  • 1
    Stop loss orders DO NOT work in non liquid markets. Because you see a one minute candle that represents $10M to $20M in trading, it's incorrect to assume that this amount "controls the stock." Investors/traders seeking anonymity in the market when they are trying to buy or sell large amounts of all types of securities use hidden orders. If you show up with what you believe to be a large order, a bigger fish may simply suck up your liquidity and price might not change. – Bob Baerker May 29 '18 at 16:13
  • @Enrique To add on to Bob's comment here, 'moving the candle' doesn't actually create value for the manipulator. This 'moving the candle' actually costs money, as described in my answer. The potential value exists if the manipulator can then go and buy additional cheap stock [meaning the market must be so illiquid that a single person can do this before anyone reacts], and then they need to be able to sell the stock for more, later [meaning the stock truly is valued higher than what it was pushed down to]. – Grade 'Eh' Bacon May 29 '18 at 16:55
1

Stops trigger for a couple of reasons. First and foremost is that they are placed too close to the market and they trigger because of the trading range of the stock.

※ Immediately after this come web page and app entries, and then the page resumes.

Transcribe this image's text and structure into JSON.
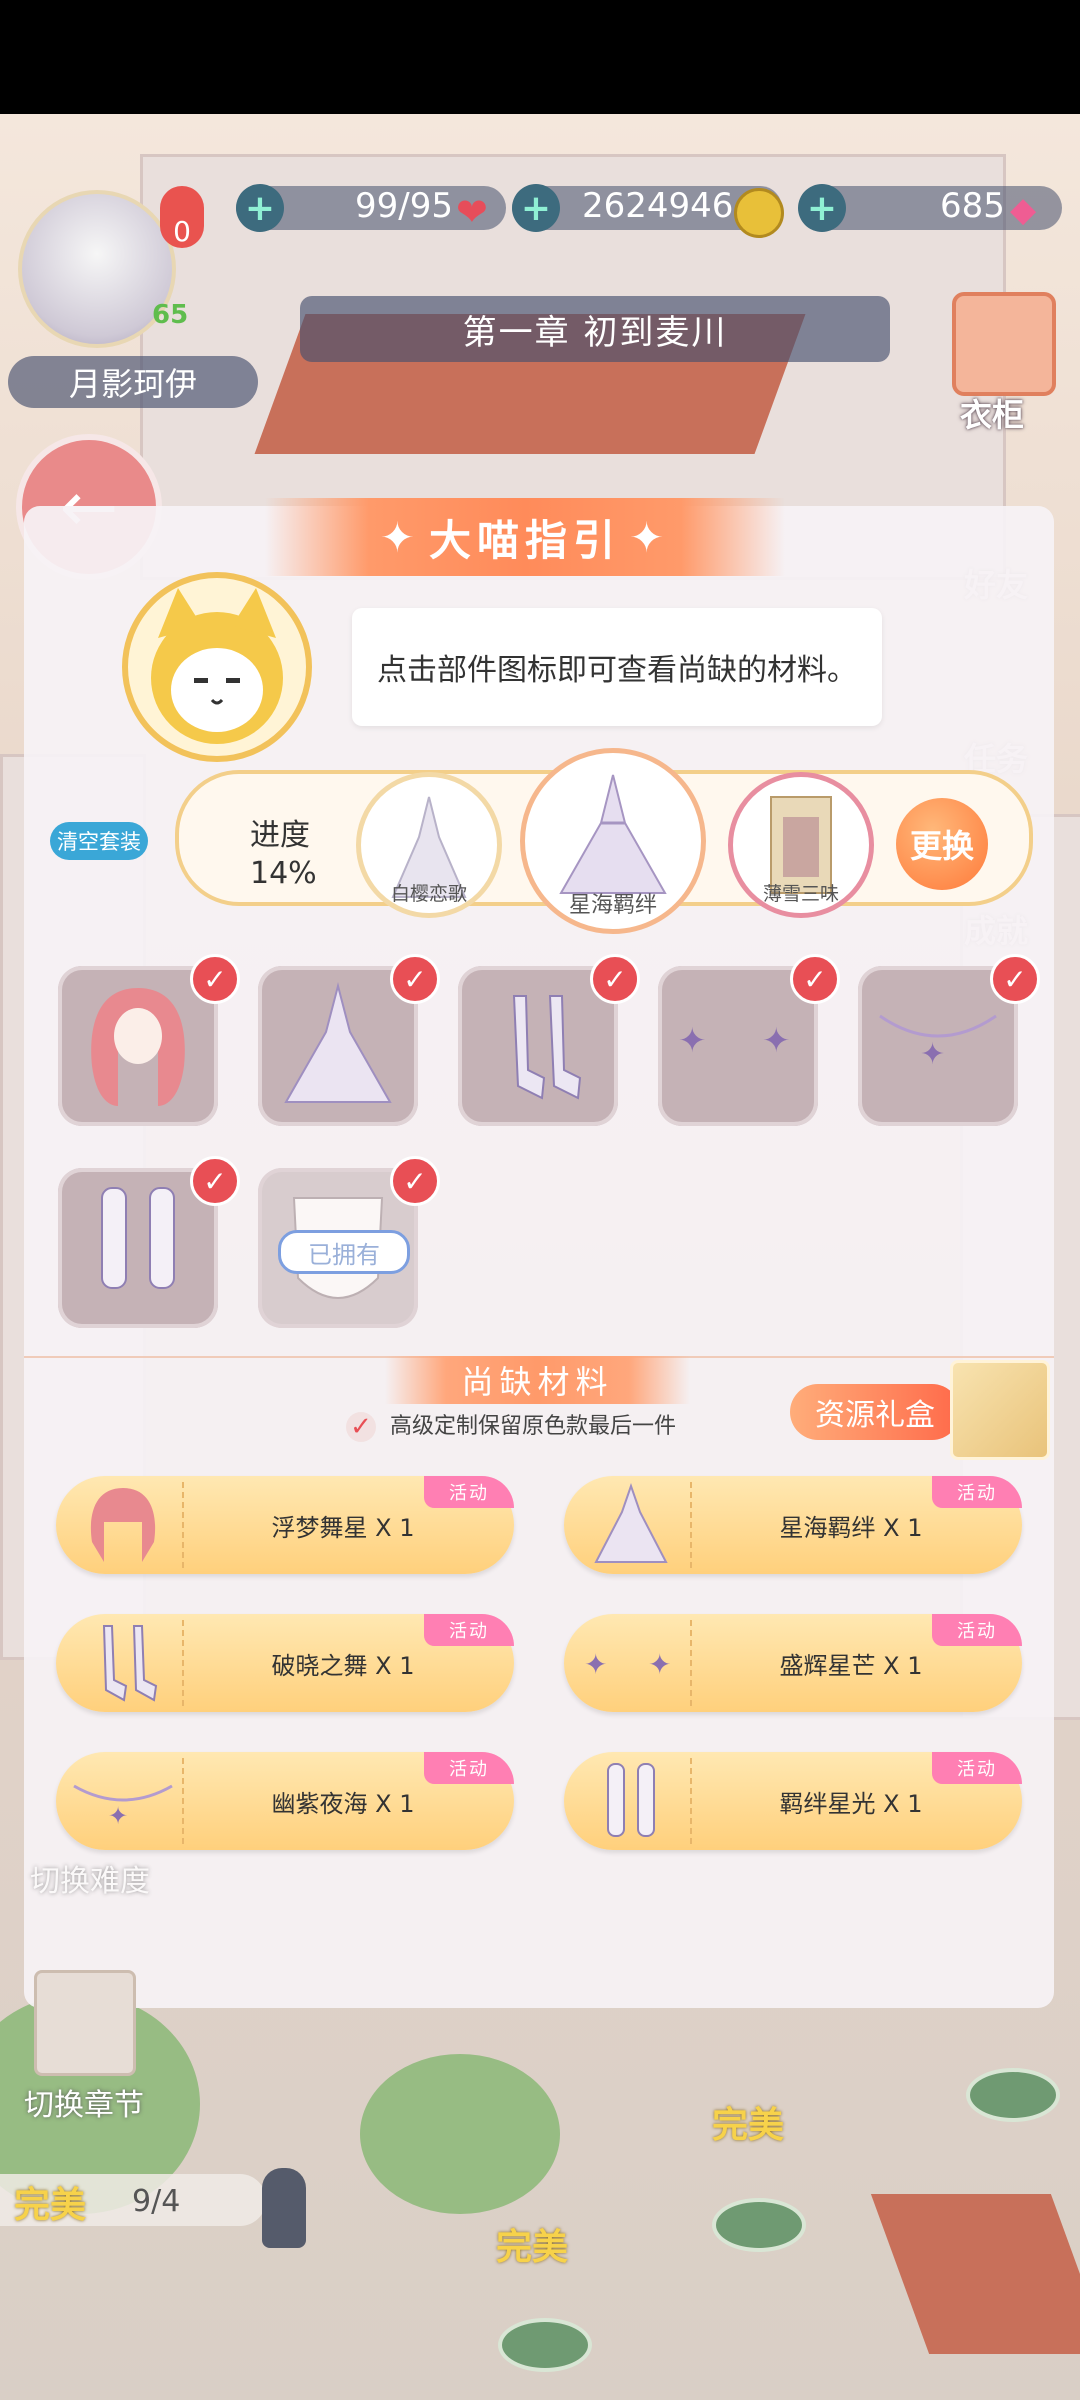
{
  "player": {
    "name": "月影珂伊",
    "level": "65",
    "vip": "0"
  },
  "resources": {
    "stamina": "99/95",
    "coins": "2624946",
    "diamonds": "685"
  },
  "chapter_title": "第一章 初到麦川",
  "side_menu": [
    "衣柜",
    "好友",
    "任务",
    "成就"
  ],
  "dialog": {
    "title": "大喵指引",
    "hint": "点击部件图标即可查看尚缺的材料。",
    "clear_label": "清空套装",
    "progress_label": "进度",
    "progress_value": "14%",
    "swap_label": "更换",
    "outfits": [
      {
        "name": "白樱恋歌"
      },
      {
        "name": "星海羁绊"
      },
      {
        "name": "薄雪三味"
      }
    ],
    "owned_label": "已拥有",
    "missing_title": "尚缺材料",
    "keep_option": "高级定制保留原色款最后一件",
    "gift_label": "资源礼盒",
    "activity_tag": "活动",
    "materials": [
      {
        "name": "浮梦舞星 X 1"
      },
      {
        "name": "星海羁绊 X 1"
      },
      {
        "name": "破晓之舞 X 1"
      },
      {
        "name": "盛辉星芒 X 1"
      },
      {
        "name": "幽紫夜海 X 1"
      },
      {
        "name": "羁绊星光 X 1"
      }
    ]
  },
  "bottom": {
    "switch_difficulty": "切换难度",
    "switch_chapter": "切换章节",
    "perfect": "完美",
    "stage_count": "9/4"
  }
}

Another reason for a stop being triggered is when there is pending news. Traders pull their orders and market makers widen the B/A spread to protect themselves because of low liquidity during the waiting period prior to the news. The result is that spreads widen.

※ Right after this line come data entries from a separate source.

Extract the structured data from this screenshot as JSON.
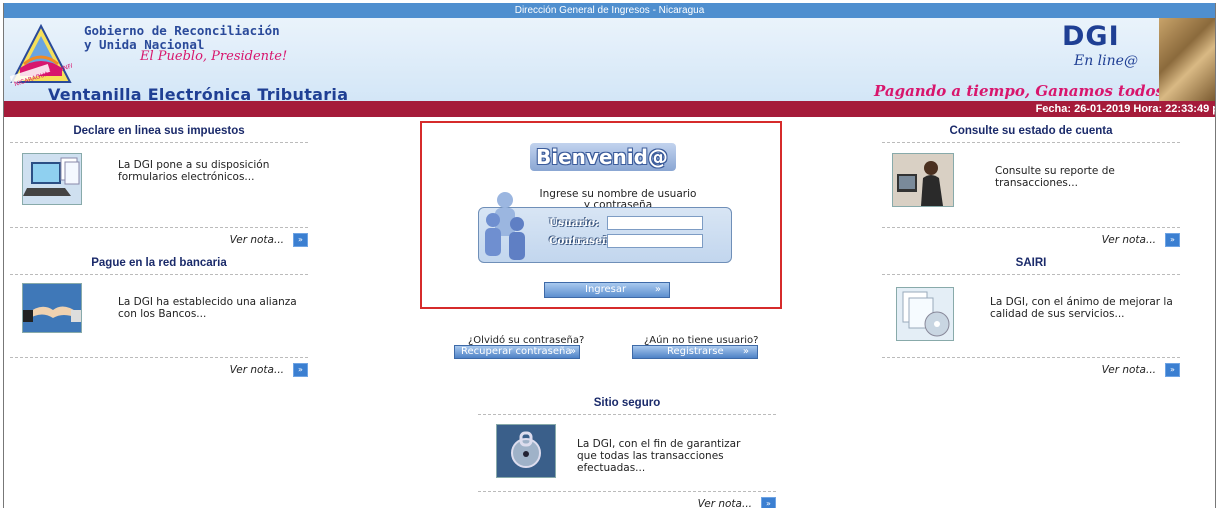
{
  "topbar": {
    "title": "Dirección General de Ingresos - Nicaragua"
  },
  "header": {
    "gov_line1": "Gobierno de Reconciliación",
    "gov_line2": "y Unida Nacional",
    "gov_slogan": "El Pueblo, Presidente!",
    "logo_text": "NICARAGUA TRIUNFA!",
    "app_title": "Ventanilla Electrónica Tributaria",
    "slogan_right": "Pagando a tiempo, Ganamos todos!!",
    "dgi_logo": "DGI",
    "dgi_sub": "En line@"
  },
  "datebar": {
    "text": "Fecha: 26-01-2019 Hora: 22:33:49 p"
  },
  "left_panels": [
    {
      "title": "Declare en linea sus impuestos",
      "text": "La DGI pone a su disposición formularios electrónicos...",
      "link": "Ver nota...",
      "icon": "laptop-forms-icon"
    },
    {
      "title": "Pague en la red bancaria",
      "text": "La DGI ha establecido una alianza con los Bancos...",
      "link": "Ver nota...",
      "icon": "handshake-icon"
    }
  ],
  "right_panels": [
    {
      "title": "Consulte su estado de cuenta",
      "text": "Consulte su reporte de transacciones...",
      "link": "Ver nota...",
      "icon": "person-computer-icon"
    },
    {
      "title": "SAIRI",
      "text": "La DGI, con el ánimo de mejorar la calidad de sus servicios...",
      "link": "Ver nota...",
      "icon": "cd-documents-icon"
    }
  ],
  "login": {
    "welcome": "Bienvenid@",
    "instructions": "Ingrese su nombre de usuario y contraseña",
    "user_label": "Usuario:",
    "password_label": "Contraseña:",
    "submit_label": "Ingresar",
    "arrow": "»"
  },
  "account": {
    "forgot_question": "¿Olvidó su contraseña?",
    "recover_label": "Recuperar contraseña",
    "no_user_question": "¿Aún no tiene usuario?",
    "register_label": "Registrarse"
  },
  "secure": {
    "title": "Sitio seguro",
    "text": "La DGI, con el fin de garantizar que todas las transacciones efectuadas...",
    "link": "Ver nota...",
    "icon": "secure-lock-icon"
  },
  "colors": {
    "topbar": "#4f8fcf",
    "datebar": "#a51b3a",
    "accent_pink": "#d8166d",
    "brand_blue": "#1f3f94",
    "login_border": "#d62b2b"
  }
}
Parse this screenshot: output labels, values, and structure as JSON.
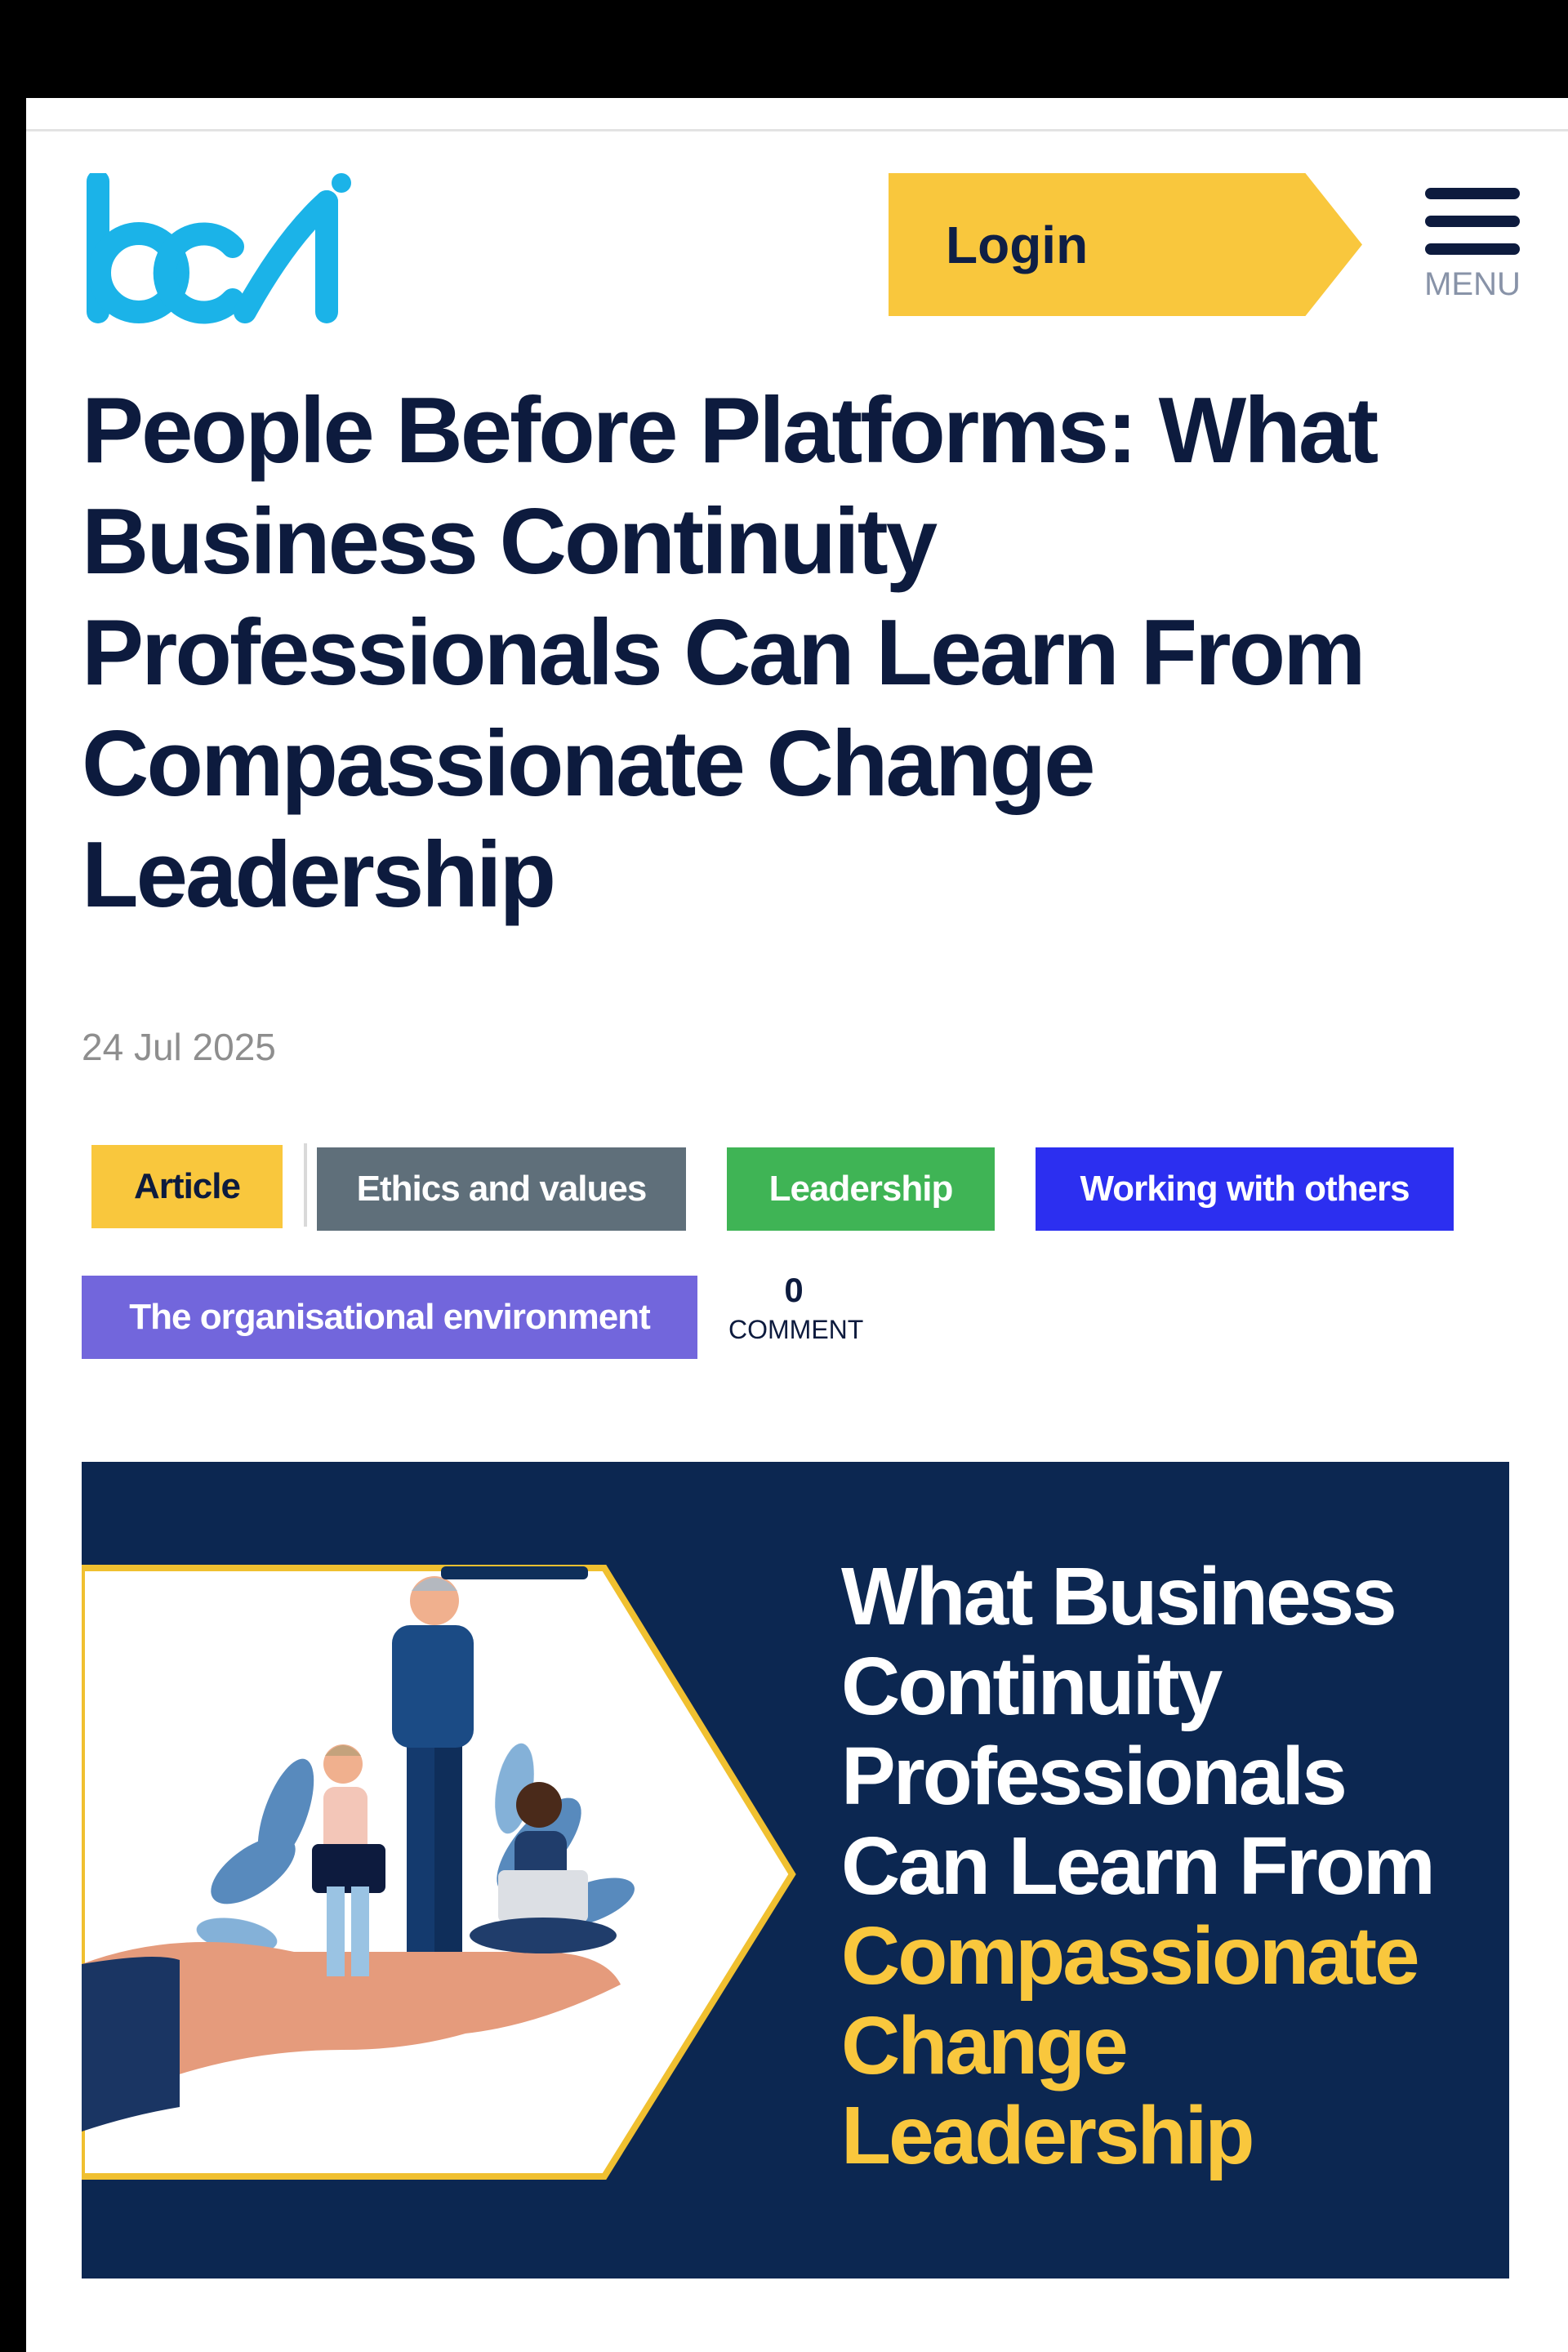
{
  "header": {
    "logo_text": "bci",
    "login_label": "Login",
    "menu_label": "MENU"
  },
  "article": {
    "title": "People Before Platforms: What Business Continuity Professionals Can Learn From Compassionate Change Leadership",
    "date": "24 Jul 2025",
    "tags": [
      {
        "label": "Article",
        "color": "#f9c73d"
      },
      {
        "label": "Ethics and values",
        "color": "#5f6f7a"
      },
      {
        "label": "Leadership",
        "color": "#3fb455"
      },
      {
        "label": "Working with others",
        "color": "#2c2ff0"
      },
      {
        "label": "The organisational environment",
        "color": "#7266dc"
      }
    ],
    "comments": {
      "count": "0",
      "label": "COMMENT"
    }
  },
  "hero": {
    "white_lines": [
      "What Business",
      "Continuity",
      "Professionals",
      "Can Learn From"
    ],
    "yellow_lines": [
      "Compassionate",
      "Change",
      "Leadership"
    ]
  },
  "colors": {
    "navy": "#0d1b3e",
    "accent_yellow": "#f9c73d",
    "logo_cyan": "#1bb3e8",
    "hero_bg": "#0c2751"
  }
}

I don't believe that anyone is hunting stops in large cap stocks. The volume needed to move price is too large and there's no guarantee that price won't reverse and result in a bear trap.

For illiquid stocks, it's a different story because it doesn't take much volume to move price. If you're going to play with illiquid stocks, be prepared for volatility. And, they're not good for trading.

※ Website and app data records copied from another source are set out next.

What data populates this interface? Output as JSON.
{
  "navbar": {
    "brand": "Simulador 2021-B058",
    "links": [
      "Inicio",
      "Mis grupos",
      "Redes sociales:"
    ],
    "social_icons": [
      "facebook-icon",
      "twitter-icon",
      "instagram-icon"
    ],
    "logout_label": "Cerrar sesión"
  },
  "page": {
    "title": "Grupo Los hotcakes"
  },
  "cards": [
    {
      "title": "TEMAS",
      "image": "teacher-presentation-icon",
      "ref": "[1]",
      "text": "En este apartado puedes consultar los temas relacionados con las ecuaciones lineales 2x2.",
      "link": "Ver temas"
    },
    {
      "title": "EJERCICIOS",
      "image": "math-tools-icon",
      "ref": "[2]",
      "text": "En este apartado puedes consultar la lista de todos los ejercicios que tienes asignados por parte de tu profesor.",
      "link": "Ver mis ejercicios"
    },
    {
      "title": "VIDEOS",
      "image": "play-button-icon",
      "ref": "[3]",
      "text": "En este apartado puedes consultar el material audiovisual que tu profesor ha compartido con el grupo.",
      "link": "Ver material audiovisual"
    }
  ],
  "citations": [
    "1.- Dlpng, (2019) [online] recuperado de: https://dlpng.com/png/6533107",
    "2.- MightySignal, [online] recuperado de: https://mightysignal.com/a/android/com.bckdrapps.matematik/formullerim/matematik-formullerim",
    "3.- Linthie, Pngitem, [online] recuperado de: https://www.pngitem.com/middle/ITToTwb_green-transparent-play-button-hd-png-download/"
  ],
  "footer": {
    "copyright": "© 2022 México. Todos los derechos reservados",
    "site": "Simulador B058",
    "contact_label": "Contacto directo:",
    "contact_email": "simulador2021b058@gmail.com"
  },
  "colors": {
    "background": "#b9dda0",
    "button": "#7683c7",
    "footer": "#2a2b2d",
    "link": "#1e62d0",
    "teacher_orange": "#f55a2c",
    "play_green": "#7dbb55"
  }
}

AFAIC, you should set your stop loss at a level at a price which executes at your maximum acceptable loss. You made a bet. You were wrong. Book the loss. Move on. Stop loss hunting conspiracies are usually the purview of web sites selling advice.

  • So you said is a conspiracie? At least in liquid stocks? But anyway, what are the strategies used to move the price? Buy or sell a lot? And how much is "a lot" for a liquid market? – Enrique May 29 '18 at 15:47
  • 1
    You're familiar with the concept of daily volume and $$ traded per minute so look at each stock to determine what "a lot" is. As for the strategies of moving price, net buying volume raises price and net selling volume lowers price. – Bob Baerker May 29 '18 at 16:01
  • 1
    Good answer - I think this highlights that if you are legitimately concerned about such actions, it is a sign that you are in an under-regulated market / dealing in an illiquid stock, and therefore you should avoid entry into that market / stock. – Grade 'Eh' Bacon May 29 '18 at 16:45
  • +1 back atcha. I invest/trade low volatility illiquid income stocks frequently. Right now, one that I have one has a B/A spread of 46 cents and I'm the best bid and the best ask. They can take me out for the gain and/or I'll take more at a better price. Should I get taken out, I'll just roll the proceeds into a different issue with a similar yield. It's small potatoes but it bumps up the yield if it hits. – Bob Baerker May 29 '18 at 16:57
  • @Grade'Eh'Bacon in crypto they talk a lot bout "whales" moving the market. They say whales can sell a lot to push down the price, generate panic and then buy again at lower price. Also they can put a psychological wall on the order book to (and they remove those entries when the price is close). I was thinking if this is a strategy used in stocks too. – Enrique May 29 '18 at 17:32

Your Answer

By clicking “Post Your Answer”, you agree to our terms of service, privacy policy and cookie policy

Not the answer you're looking for? Browse other questions tagged or ask your own question.